Some people speculate that Mary was placed in a mental asylum because the other sisters grew tired of her and did not want to deal with her at all. On top of this, Isabella passed away in 1914. The next sister to die, Sarah, went five years later. Not too long after Sarah’s death, the remaining sisters decided to make one last trip together to Hollywood. They wanted to go to California to try to tell their story. Sadly, during their journey, the girls were in a car accident, killing Dora.

The Sutherland Family had 37 Feet Of Hair Between 7 Sisters
Dora Sutherland. Vintage Everyday.

The Later Lives Of The Remaining Sisters

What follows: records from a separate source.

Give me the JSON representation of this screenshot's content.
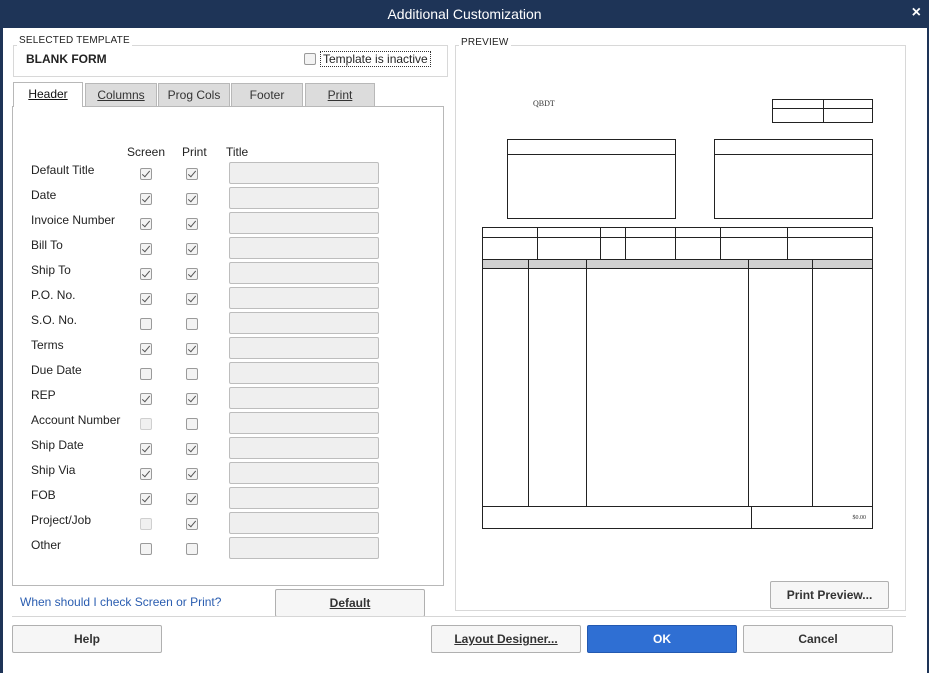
{
  "window": {
    "title": "Additional Customization",
    "close_glyph": "×"
  },
  "selected_template": {
    "group_label": "SELECTED TEMPLATE",
    "name": "BLANK FORM",
    "inactive_label": "Template is inactive",
    "inactive_checked": false
  },
  "tabs": [
    {
      "label": "Header",
      "active": true
    },
    {
      "label": "Columns",
      "active": false
    },
    {
      "label": "Prog Cols",
      "active": false
    },
    {
      "label": "Footer",
      "active": false
    },
    {
      "label": "Print",
      "active": false
    }
  ],
  "header_table": {
    "col_screen": "Screen",
    "col_print": "Print",
    "col_title": "Title",
    "rows": [
      {
        "label": "Default Title",
        "screen": "checked",
        "print": "checked",
        "title": ""
      },
      {
        "label": "Date",
        "screen": "checked",
        "print": "checked",
        "title": ""
      },
      {
        "label": "Invoice Number",
        "screen": "checked",
        "print": "checked",
        "title": ""
      },
      {
        "label": "Bill To",
        "screen": "checked",
        "print": "checked",
        "title": ""
      },
      {
        "label": "Ship To",
        "screen": "checked",
        "print": "checked",
        "title": ""
      },
      {
        "label": "P.O. No.",
        "screen": "checked",
        "print": "checked",
        "title": ""
      },
      {
        "label": "S.O. No.",
        "screen": "unchecked",
        "print": "unchecked",
        "title": ""
      },
      {
        "label": "Terms",
        "screen": "checked",
        "print": "checked",
        "title": ""
      },
      {
        "label": "Due Date",
        "screen": "unchecked",
        "print": "unchecked",
        "title": ""
      },
      {
        "label": "REP",
        "screen": "checked",
        "print": "checked",
        "title": ""
      },
      {
        "label": "Account Number",
        "screen": "disabled",
        "print": "unchecked",
        "title": ""
      },
      {
        "label": "Ship Date",
        "screen": "checked",
        "print": "checked",
        "title": ""
      },
      {
        "label": "Ship Via",
        "screen": "checked",
        "print": "checked",
        "title": ""
      },
      {
        "label": "FOB",
        "screen": "checked",
        "print": "checked",
        "title": ""
      },
      {
        "label": "Project/Job",
        "screen": "disabled",
        "print": "checked",
        "title": ""
      },
      {
        "label": "Other",
        "screen": "unchecked",
        "print": "unchecked",
        "title": ""
      }
    ]
  },
  "help_link": "When should I check Screen or Print?",
  "buttons": {
    "default": "Default",
    "help": "Help",
    "layout_designer": "Layout Designer...",
    "ok": "OK",
    "cancel": "Cancel",
    "print_preview": "Print Preview..."
  },
  "preview": {
    "group_label": "PREVIEW",
    "company": "QBDT",
    "total_value": "$0.00"
  },
  "colors": {
    "titlebar": "#1e3457",
    "primary_button": "#2f6fd3",
    "link": "#2a5db0"
  }
}
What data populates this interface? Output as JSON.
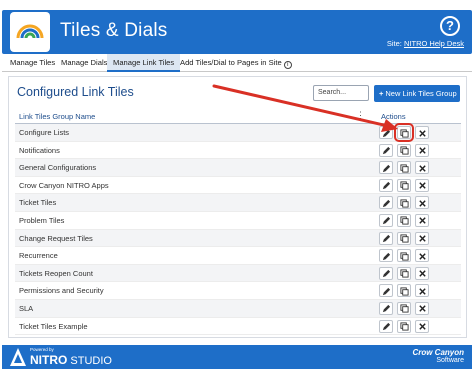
{
  "header": {
    "title": "Tiles & Dials",
    "help_icon": "help-icon",
    "site_prefix": "Site:",
    "site_link": "NITRO Help Desk",
    "color": "#1e6ec8"
  },
  "tabs": [
    {
      "label": "Manage Tiles",
      "active": false
    },
    {
      "label": "Manage Dials",
      "active": false
    },
    {
      "label": "Manage Link Tiles",
      "active": true
    },
    {
      "label": "Add Tiles/Dial to Pages in Site",
      "active": false
    }
  ],
  "panel": {
    "title": "Configured Link Tiles",
    "search_placeholder": "Search...",
    "new_button_label": "New Link Tiles Group",
    "new_button_icon": "+"
  },
  "table": {
    "columns": [
      "Link Tiles Group Name",
      "Actions"
    ],
    "column_menu_icon": "⋮",
    "rows": [
      "Configure Lists",
      "Notifications",
      "General Configurations",
      "Crow Canyon NITRO Apps",
      "Ticket Tiles",
      "Problem Tiles",
      "Change Request Tiles",
      "Recurrence",
      "Tickets Reopen Count",
      "Permissions and Security",
      "SLA",
      "Ticket Tiles Example"
    ],
    "row_actions": [
      "edit-icon",
      "copy-icon",
      "delete-icon"
    ],
    "highlighted_action": {
      "row": 0,
      "action": "copy"
    }
  },
  "annotation": {
    "arrow_color": "#d93025"
  },
  "footer": {
    "powered_by": "Powered by",
    "brand_bold": "NITRO",
    "brand_rest": " STUDIO",
    "company_line1": "Crow Canyon",
    "company_line2": "Software"
  }
}
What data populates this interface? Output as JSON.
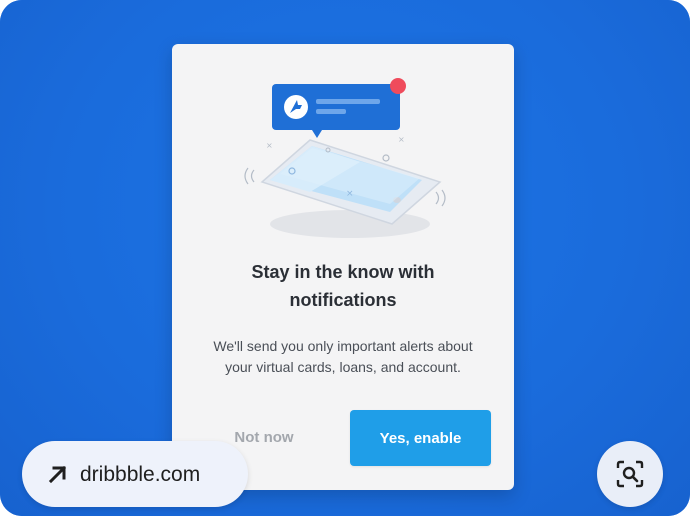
{
  "dialog": {
    "title_line1": "Stay in the know with",
    "title_line2": "notifications",
    "body_line1": "We'll send you only important alerts about",
    "body_line2": "your virtual cards, loans, and account.",
    "secondary_button": "Not now",
    "primary_button": "Yes, enable"
  },
  "illustration": {
    "icons": [
      "bell-notification-bubble",
      "logo-badge-icon",
      "smartphone",
      "notification-dot"
    ],
    "colors": {
      "bubble": "#1f6fd6",
      "dot": "#ef4b5c",
      "phone_screen": "#cfe6f8"
    }
  },
  "overlay": {
    "source_label": "dribbble.com",
    "source_icon": "arrow-up-right-icon",
    "lens_icon": "visual-search-icon"
  },
  "colors": {
    "background": "#1b6fe0",
    "dialog": "#f4f4f5",
    "primary_button": "#1f9ee8",
    "title_text": "#2b2f36"
  }
}
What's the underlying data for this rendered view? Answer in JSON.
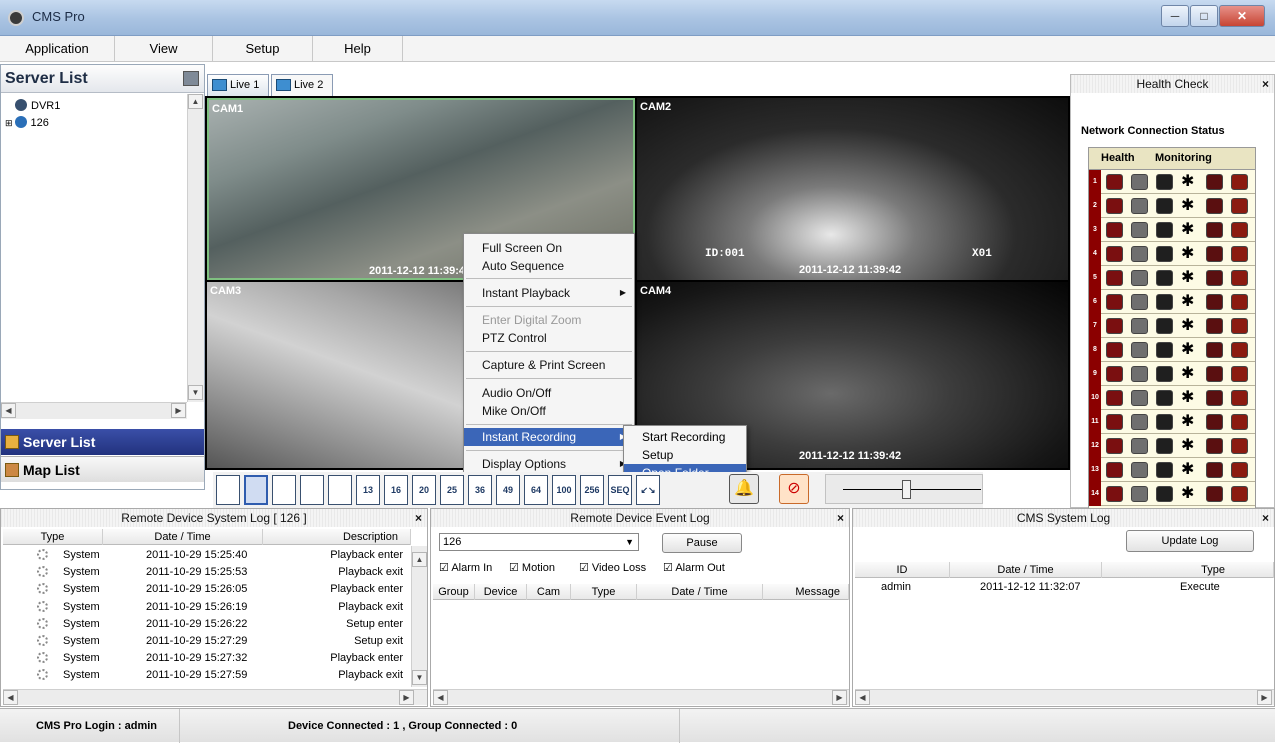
{
  "window": {
    "title": "CMS Pro",
    "minimize": "─",
    "maximize": "□",
    "close": "✕"
  },
  "menu": [
    {
      "label": "Application"
    },
    {
      "label": "View"
    },
    {
      "label": "Setup"
    },
    {
      "label": "Help"
    }
  ],
  "server_list": {
    "title": "Server List",
    "tree": [
      "DVR1",
      "126"
    ]
  },
  "nav": {
    "server": "Server List",
    "map": "Map List"
  },
  "tabs": [
    {
      "label": "Live 1"
    },
    {
      "label": "Live 2"
    }
  ],
  "cams": [
    {
      "label": "CAM1",
      "time": "2011-12-12 11:39:42"
    },
    {
      "label": "CAM2",
      "time": "2011-12-12 11:39:42",
      "osd_left": "ID:001",
      "osd_right": "X01"
    },
    {
      "label": "CAM3",
      "time": ""
    },
    {
      "label": "CAM4",
      "time": "2011-12-12 11:39:42"
    }
  ],
  "context_menu": [
    "Full Screen On",
    "Auto Sequence",
    "Instant Playback",
    "Enter Digital Zoom",
    "PTZ Control",
    "Capture & Print Screen",
    "Audio On/Off",
    "Mike On/Off",
    "Instant Recording",
    "Display Options"
  ],
  "submenu": [
    "Start Recording",
    "Setup",
    "Open Folder"
  ],
  "layout_buttons": [
    "",
    "",
    "",
    "",
    "",
    "13",
    "16",
    "20",
    "25",
    "36",
    "49",
    "64",
    "100",
    "256",
    "SEQ",
    "↙↘"
  ],
  "health": {
    "title": "Health Check",
    "section": "Network Connection Status",
    "col_health": "Health",
    "col_monitoring": "Monitoring",
    "rows": [
      "1",
      "2",
      "3",
      "4",
      "5",
      "6",
      "7",
      "8",
      "9",
      "10",
      "11",
      "12",
      "13",
      "14"
    ]
  },
  "remote_log": {
    "title": "Remote Device System Log  [ 126 ]",
    "columns": [
      "Type",
      "Date / Time",
      "Description"
    ],
    "rows": [
      {
        "type": "System",
        "time": "2011-10-29 15:25:40",
        "desc": "Playback enter"
      },
      {
        "type": "System",
        "time": "2011-10-29 15:25:53",
        "desc": "Playback exit"
      },
      {
        "type": "System",
        "time": "2011-10-29 15:26:05",
        "desc": "Playback enter"
      },
      {
        "type": "System",
        "time": "2011-10-29 15:26:19",
        "desc": "Playback exit"
      },
      {
        "type": "System",
        "time": "2011-10-29 15:26:22",
        "desc": "Setup enter"
      },
      {
        "type": "System",
        "time": "2011-10-29 15:27:29",
        "desc": "Setup exit"
      },
      {
        "type": "System",
        "time": "2011-10-29 15:27:32",
        "desc": "Playback enter"
      },
      {
        "type": "System",
        "time": "2011-10-29 15:27:59",
        "desc": "Playback exit"
      }
    ]
  },
  "event_log": {
    "title": "Remote Device Event Log",
    "device": "126",
    "pause": "Pause",
    "filters": [
      "Alarm In",
      "Motion",
      "Video Loss",
      "Alarm Out"
    ],
    "columns": [
      "Group",
      "Device",
      "Cam",
      "Type",
      "Date / Time",
      "Message"
    ]
  },
  "cms_log": {
    "title": "CMS System Log",
    "update": "Update Log",
    "columns": [
      "ID",
      "Date / Time",
      "Type"
    ],
    "rows": [
      {
        "id": "admin",
        "time": "2011-12-12 11:32:07",
        "type": "Execute"
      }
    ]
  },
  "status": {
    "login": "CMS Pro Login : admin",
    "connected": "Device Connected : 1 , Group Connected : 0"
  }
}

During the 1920s, the flapper became popular. These ladies not only wore dresses that were considered a bit scandalous but also short hair. Fortunately, for the remaining sisters, their hair products did not completely die down. People could still see ads for the Sutherland Sisters hair products well into the 1920s. However, over the next decade, the ads became less and less, and soon there were none printed. After this, production on all the Sutherland sisters’ hair products ceased, and they soon became regular members of society again.

Tragedy would strike the remaining two sisters’ lives again when their grand mansion burned to the ground in 1938. Because the girls did not save or invest their money wisely, Grace had very little after the fire. Mary died in the asylum the following year, in 1939. Grace would go on to live until the age of 92. She passed away in 1946 with very little to her name and no family. After her death, Graces’ new home became an unmarked grave.


Where did we find this stuff? Here are our sources:

“The Story of the Seven Sutherland Sisters.” Julien Matabuena, Lomography. April 2015.

“The traveling Sutherland Sisters: Seven women and 37 feet of hair between them.” Magda Origjanska, Vintage News. November 2017.

“Untangling the Tale of the Seven Sutherland Sisters and Their 37 Feet of Hair.” Lisa Hix, Collector’s Weekly. September 2013.